> _Work instructions_
Where the word "Write" occurs in a line of the data, return the whole line.

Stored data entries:

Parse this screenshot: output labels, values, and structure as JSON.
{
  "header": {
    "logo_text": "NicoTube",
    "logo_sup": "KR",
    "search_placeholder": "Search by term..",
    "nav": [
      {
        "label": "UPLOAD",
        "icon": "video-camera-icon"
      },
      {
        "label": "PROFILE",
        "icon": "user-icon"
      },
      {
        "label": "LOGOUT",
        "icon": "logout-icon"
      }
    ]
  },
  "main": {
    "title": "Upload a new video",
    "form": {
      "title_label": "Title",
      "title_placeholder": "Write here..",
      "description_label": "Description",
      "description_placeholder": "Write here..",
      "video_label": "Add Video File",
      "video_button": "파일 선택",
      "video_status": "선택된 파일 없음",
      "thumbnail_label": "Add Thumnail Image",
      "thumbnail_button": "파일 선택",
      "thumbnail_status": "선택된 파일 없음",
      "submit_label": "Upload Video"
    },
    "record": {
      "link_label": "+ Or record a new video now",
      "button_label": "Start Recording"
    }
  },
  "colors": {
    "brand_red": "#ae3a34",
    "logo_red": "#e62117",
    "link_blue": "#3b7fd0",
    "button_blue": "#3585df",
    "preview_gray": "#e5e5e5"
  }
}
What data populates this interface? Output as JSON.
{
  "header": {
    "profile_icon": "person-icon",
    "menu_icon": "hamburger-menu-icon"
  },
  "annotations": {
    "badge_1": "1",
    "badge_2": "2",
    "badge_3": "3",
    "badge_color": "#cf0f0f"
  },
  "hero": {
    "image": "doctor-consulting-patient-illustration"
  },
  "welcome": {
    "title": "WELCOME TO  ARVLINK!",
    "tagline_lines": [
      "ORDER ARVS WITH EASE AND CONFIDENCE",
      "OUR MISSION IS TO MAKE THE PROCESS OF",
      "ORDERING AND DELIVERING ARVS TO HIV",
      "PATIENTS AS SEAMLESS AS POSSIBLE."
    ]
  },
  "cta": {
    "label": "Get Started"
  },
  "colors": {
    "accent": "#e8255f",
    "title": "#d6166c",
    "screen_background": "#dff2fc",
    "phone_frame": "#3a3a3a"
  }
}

> _Result_
      "title_placeholder": "Write here..",
      "description_placeholder": "Write here..",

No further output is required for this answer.